Flexible Sampling from Google has replaced First Click Free
Posted by Simon Schnieders on October 8, 2017
Google have removed First Click Free (FCF) as a requirement for walled content in News and Search citing that publishers know what strategy works for them.
Google now actively encouraging publishers to experiment with different free sampling schemes, as long as they stay within the updated webmaster guidelines.
We reached out to Google representatives to see if this could also apply to publishers beyond news such as ‘Daily Deals’ websites and the answer was ‘it needs to have a valid use for the structured data types’. Given it’s ‘NewsArticle’ in the structured data, that would be a no.
It needs to have a valid use for the appropriate structured data types, kinda like you wouldn't use "recipe" on a used cars page.
— John ☆.o(≧▽≦)o.☆ (@JohnMu) October 2, 2017
Google calls this *Flexible Sampling.
One of the original motivations for FCF was to address the issues surrounding cloaking, where the content served to Googlebot is different from the content served to users.
Sites with paywalls are strongly encouraged to apply the new structured data to their pages, because without it, the paywall may be interpreted as a form of cloaking, and the pages would then be removed from search results.
Types of *Flexible Sampling
There are two types of sampling Google advises:
1. Metering, which provides users with a quota of free articles to consume, after which paywalls will start appearing and;
2. Lead-in, which offers a portion of an article’s content without it being shown in full.
Both are described here
How to indicate paywalled content (= all content within Flexible Sampling)
*Publishers should enclose paywalled content with JSON-LD structured data in order to help Google differentiate paywalled content from the practice of cloaking.*
- JSON-LD is the only accepted method for specifying structured data for paywalled content.
- Make sure to follow these steps for all versions of your page (including AMP and non-AMP)
Where is this leading?
Google ultimately want to move towards frictionless micropayments for publishers which may be the answer to maintaining quality journalism and of course create further multiple revenue streams for Google.
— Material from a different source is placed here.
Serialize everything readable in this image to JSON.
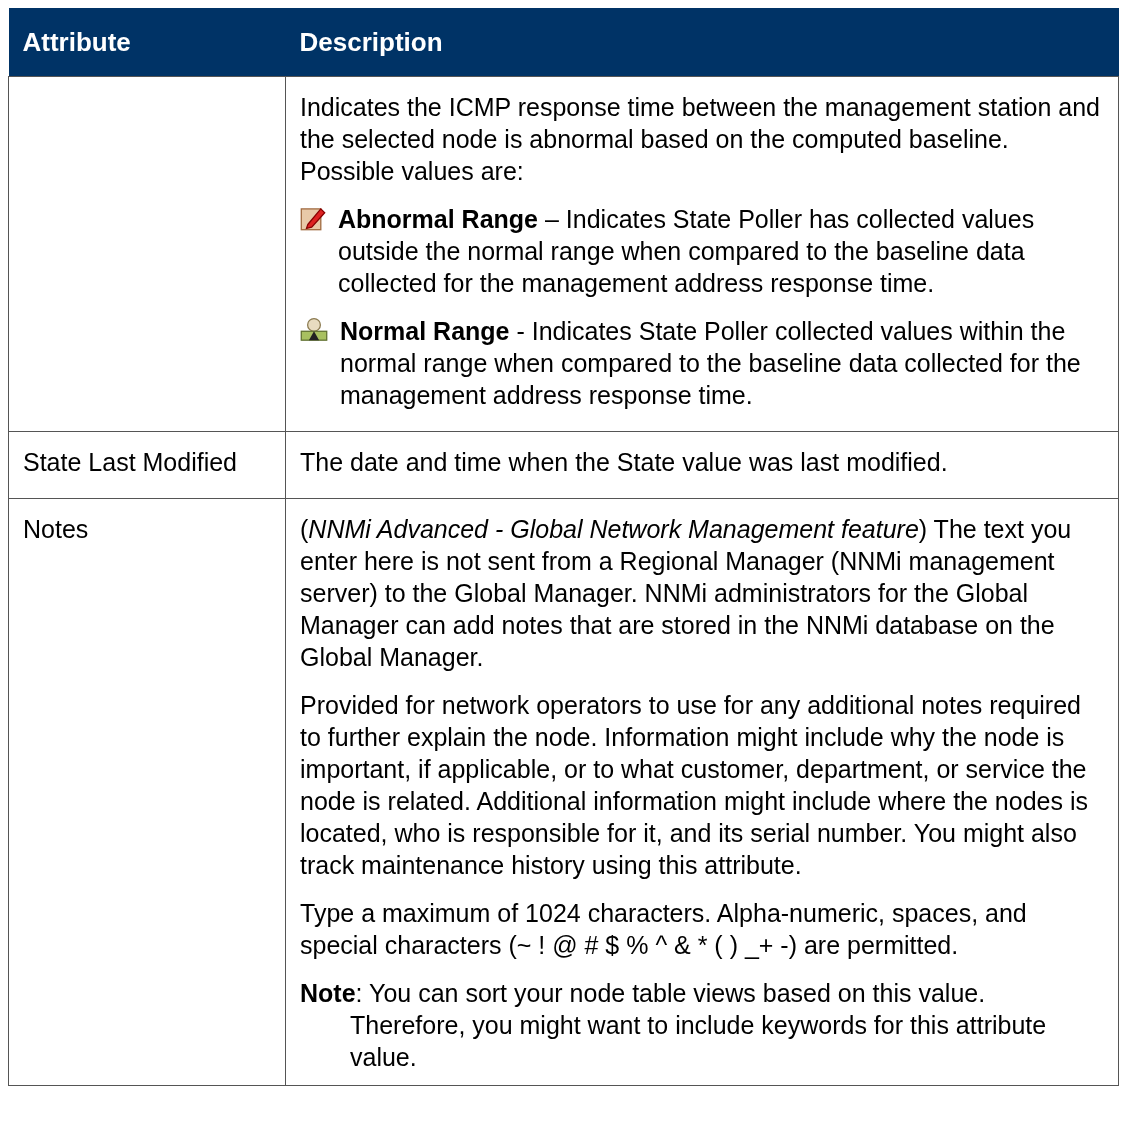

This would need to happen at the unbundled article-level for ‘drive-by’ audiences to consume content as well as for full subscriptions and bundles.
https://webmasters.googleblog.com/2017/10/enabling-more-high-quality-content.html [Original blog post from Google announcing ther change]